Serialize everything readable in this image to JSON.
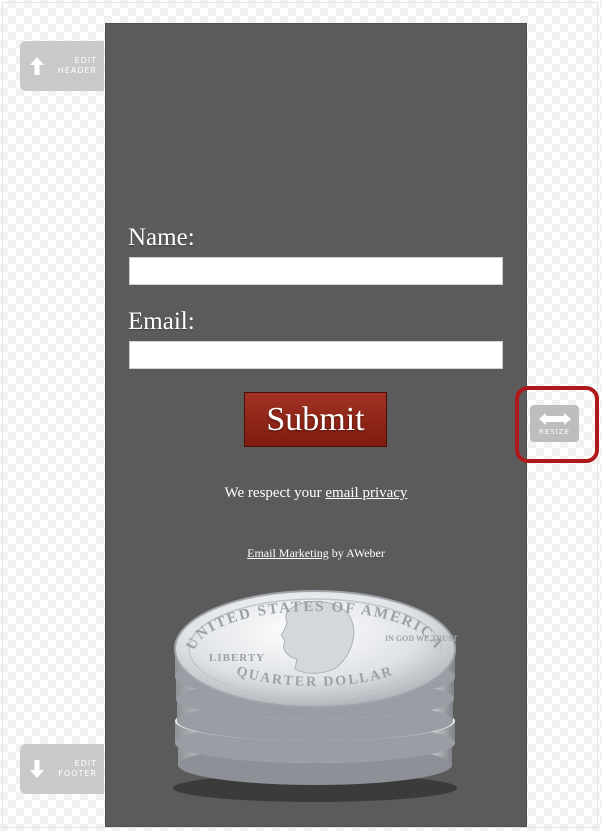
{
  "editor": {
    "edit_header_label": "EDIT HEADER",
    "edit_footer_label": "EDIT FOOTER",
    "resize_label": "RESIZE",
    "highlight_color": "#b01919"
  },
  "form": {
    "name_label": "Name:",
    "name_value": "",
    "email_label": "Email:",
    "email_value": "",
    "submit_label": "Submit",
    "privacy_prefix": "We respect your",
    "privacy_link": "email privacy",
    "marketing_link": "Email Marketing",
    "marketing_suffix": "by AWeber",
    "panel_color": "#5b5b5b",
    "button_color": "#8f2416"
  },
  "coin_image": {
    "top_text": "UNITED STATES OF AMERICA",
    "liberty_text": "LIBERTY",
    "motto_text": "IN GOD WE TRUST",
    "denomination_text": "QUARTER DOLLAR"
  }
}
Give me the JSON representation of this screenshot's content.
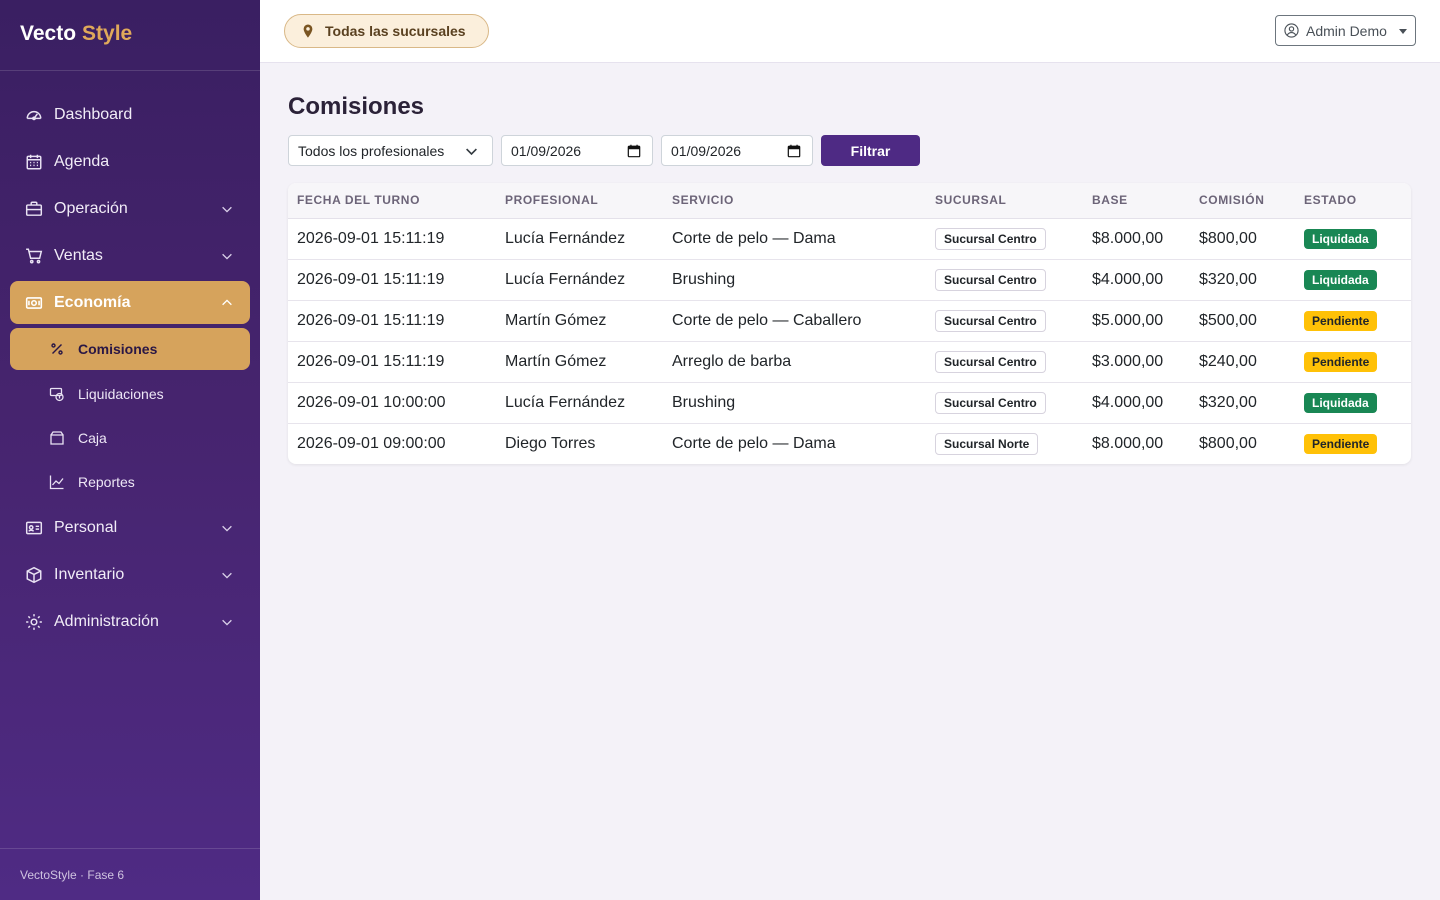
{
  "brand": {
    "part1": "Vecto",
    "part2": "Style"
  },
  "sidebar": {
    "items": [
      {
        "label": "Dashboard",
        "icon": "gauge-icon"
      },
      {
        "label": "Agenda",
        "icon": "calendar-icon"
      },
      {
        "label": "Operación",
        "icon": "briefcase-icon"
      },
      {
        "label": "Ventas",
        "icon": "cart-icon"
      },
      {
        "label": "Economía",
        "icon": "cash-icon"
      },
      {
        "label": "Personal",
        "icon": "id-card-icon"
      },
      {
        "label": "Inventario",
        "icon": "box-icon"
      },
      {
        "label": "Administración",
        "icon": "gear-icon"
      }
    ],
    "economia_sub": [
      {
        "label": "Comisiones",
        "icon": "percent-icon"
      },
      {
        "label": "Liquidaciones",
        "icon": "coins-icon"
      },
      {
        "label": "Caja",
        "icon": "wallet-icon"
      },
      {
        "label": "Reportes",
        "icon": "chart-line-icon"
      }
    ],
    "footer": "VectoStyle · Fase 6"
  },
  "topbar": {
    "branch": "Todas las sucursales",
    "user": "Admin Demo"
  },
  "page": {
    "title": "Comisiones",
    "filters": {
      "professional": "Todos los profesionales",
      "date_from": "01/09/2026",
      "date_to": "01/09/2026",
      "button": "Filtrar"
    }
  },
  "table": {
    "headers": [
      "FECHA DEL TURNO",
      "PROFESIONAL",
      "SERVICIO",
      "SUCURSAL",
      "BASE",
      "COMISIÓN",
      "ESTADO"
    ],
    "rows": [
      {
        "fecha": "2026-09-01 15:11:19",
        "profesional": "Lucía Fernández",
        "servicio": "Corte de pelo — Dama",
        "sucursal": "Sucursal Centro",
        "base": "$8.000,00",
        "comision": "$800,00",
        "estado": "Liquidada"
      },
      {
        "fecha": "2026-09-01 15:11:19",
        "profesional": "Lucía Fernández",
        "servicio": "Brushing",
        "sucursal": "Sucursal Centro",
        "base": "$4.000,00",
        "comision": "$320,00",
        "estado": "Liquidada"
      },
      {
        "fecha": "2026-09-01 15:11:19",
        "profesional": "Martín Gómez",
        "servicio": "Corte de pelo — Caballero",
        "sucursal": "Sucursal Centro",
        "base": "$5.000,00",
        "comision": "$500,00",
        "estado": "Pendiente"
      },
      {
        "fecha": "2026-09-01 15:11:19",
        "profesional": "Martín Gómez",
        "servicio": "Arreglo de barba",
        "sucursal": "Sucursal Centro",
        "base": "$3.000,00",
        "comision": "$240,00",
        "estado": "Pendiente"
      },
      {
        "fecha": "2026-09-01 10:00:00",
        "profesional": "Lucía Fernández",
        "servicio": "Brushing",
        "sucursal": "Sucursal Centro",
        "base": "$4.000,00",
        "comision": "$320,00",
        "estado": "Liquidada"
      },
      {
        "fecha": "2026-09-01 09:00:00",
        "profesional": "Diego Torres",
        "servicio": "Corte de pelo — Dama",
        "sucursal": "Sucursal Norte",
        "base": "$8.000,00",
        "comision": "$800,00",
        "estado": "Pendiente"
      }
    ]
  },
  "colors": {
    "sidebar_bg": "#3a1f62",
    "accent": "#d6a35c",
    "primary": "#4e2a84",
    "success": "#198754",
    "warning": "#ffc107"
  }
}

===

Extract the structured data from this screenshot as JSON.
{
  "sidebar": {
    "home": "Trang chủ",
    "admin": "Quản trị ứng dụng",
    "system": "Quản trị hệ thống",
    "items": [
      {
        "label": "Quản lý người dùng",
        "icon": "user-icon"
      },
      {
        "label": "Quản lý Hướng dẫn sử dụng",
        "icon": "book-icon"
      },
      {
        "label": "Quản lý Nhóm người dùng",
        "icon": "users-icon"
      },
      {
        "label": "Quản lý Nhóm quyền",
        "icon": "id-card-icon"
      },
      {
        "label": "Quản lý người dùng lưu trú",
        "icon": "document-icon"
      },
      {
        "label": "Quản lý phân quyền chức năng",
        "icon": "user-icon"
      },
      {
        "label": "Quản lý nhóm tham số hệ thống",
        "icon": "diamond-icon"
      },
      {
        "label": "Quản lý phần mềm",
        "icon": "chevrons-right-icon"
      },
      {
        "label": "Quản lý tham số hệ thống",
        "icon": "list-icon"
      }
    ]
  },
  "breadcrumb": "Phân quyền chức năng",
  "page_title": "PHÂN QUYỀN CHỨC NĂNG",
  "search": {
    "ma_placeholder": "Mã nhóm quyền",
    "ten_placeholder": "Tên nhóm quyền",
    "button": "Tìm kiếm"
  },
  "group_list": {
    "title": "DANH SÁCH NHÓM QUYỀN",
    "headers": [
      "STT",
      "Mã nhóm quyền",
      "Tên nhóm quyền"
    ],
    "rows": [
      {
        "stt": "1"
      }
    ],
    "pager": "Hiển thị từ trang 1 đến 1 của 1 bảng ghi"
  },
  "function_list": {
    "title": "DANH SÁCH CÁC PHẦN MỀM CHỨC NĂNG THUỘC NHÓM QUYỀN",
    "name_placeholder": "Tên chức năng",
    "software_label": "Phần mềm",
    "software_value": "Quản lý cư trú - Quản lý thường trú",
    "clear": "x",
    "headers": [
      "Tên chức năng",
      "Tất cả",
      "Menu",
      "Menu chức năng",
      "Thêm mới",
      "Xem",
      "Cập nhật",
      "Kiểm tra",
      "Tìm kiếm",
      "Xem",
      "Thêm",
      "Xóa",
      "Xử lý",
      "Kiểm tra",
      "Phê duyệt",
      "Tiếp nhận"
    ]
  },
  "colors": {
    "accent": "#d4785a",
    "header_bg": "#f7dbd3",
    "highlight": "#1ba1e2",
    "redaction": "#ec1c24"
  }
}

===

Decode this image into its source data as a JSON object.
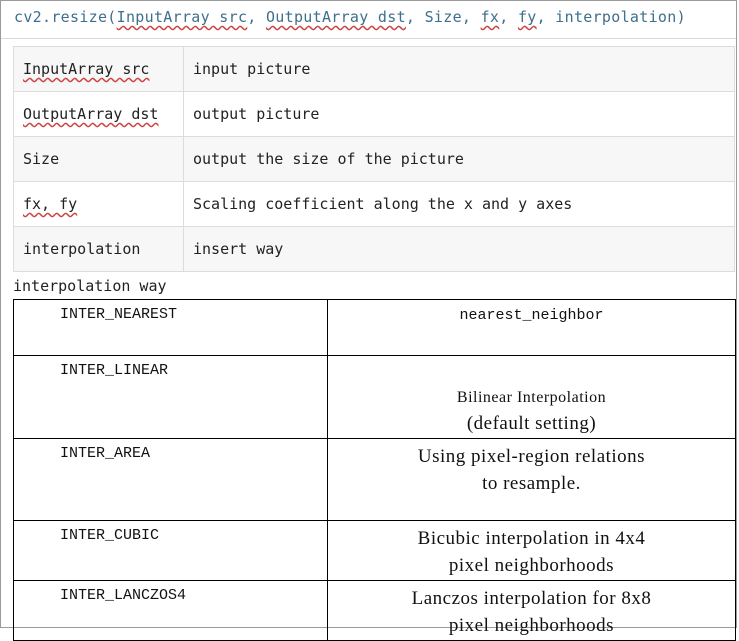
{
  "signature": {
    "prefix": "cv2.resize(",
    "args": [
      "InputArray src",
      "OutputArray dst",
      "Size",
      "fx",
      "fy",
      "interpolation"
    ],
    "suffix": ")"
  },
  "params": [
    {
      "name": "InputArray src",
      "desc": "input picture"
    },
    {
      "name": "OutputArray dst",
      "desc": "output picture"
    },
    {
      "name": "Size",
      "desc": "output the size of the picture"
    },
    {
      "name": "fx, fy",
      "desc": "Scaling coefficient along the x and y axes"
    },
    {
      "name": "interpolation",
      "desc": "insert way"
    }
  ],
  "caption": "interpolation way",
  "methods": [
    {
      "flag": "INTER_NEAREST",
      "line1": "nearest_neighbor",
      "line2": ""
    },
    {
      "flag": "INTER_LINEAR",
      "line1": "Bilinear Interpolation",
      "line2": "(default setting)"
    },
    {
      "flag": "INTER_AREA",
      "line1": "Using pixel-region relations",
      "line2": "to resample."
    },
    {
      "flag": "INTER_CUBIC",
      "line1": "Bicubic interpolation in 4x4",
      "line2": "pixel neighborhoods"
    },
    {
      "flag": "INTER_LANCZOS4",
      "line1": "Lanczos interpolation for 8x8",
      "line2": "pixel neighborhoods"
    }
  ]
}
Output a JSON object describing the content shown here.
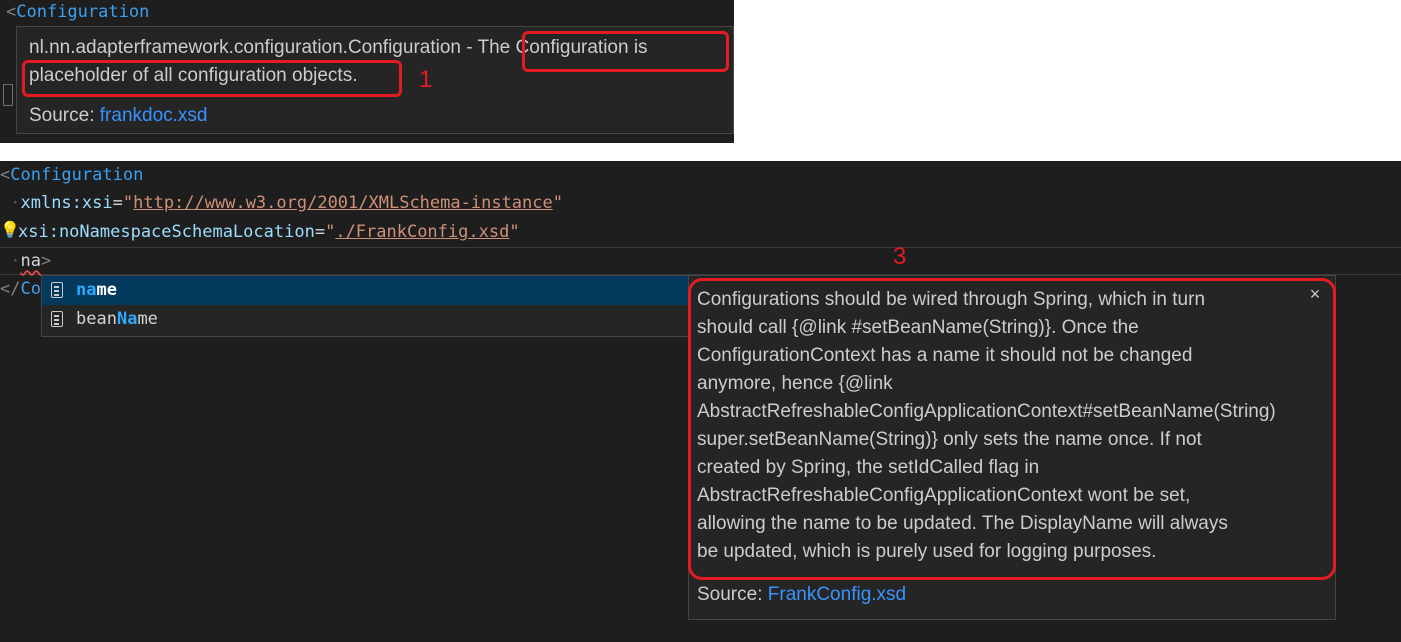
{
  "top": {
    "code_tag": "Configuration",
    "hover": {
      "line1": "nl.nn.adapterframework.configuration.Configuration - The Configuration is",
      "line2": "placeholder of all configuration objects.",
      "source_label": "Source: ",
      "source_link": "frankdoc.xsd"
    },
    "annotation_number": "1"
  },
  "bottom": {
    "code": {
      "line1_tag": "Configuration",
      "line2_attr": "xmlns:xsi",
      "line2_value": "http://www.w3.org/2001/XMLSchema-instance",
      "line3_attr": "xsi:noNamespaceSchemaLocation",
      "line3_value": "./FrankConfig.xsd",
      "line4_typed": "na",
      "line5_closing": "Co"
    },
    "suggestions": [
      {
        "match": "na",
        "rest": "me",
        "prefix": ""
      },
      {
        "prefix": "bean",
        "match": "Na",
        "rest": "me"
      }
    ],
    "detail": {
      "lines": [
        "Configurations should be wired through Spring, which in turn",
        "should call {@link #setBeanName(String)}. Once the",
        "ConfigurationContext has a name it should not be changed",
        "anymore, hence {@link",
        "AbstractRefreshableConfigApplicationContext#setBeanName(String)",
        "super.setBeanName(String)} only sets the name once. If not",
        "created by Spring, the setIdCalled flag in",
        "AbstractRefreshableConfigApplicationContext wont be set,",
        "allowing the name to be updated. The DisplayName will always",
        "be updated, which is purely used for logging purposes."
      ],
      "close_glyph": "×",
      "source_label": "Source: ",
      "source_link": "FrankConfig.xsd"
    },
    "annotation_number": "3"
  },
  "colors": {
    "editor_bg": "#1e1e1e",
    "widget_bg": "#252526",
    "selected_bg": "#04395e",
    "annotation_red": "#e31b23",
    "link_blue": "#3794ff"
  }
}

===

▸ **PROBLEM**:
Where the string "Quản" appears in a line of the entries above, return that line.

▸ **WRITTEN SOLUTION**:
    "admin": "Quản trị ứng dụng",
    "system": "Quản trị hệ thống",
        "label": "Quản lý người dùng",
        "label": "Quản lý Hướng dẫn sử dụng",
        "label": "Quản lý Nhóm người dùng",
        "label": "Quản lý Nhóm quyền",
        "label": "Quản lý người dùng lưu trú",
        "label": "Quản lý phân quyền chức năng",
        "label": "Quản lý nhóm tham số hệ thống",
        "label": "Quản lý phần mềm",
        "label": "Quản lý tham số hệ thống",
    "software_value": "Quản lý cư trú - Quản lý thường trú",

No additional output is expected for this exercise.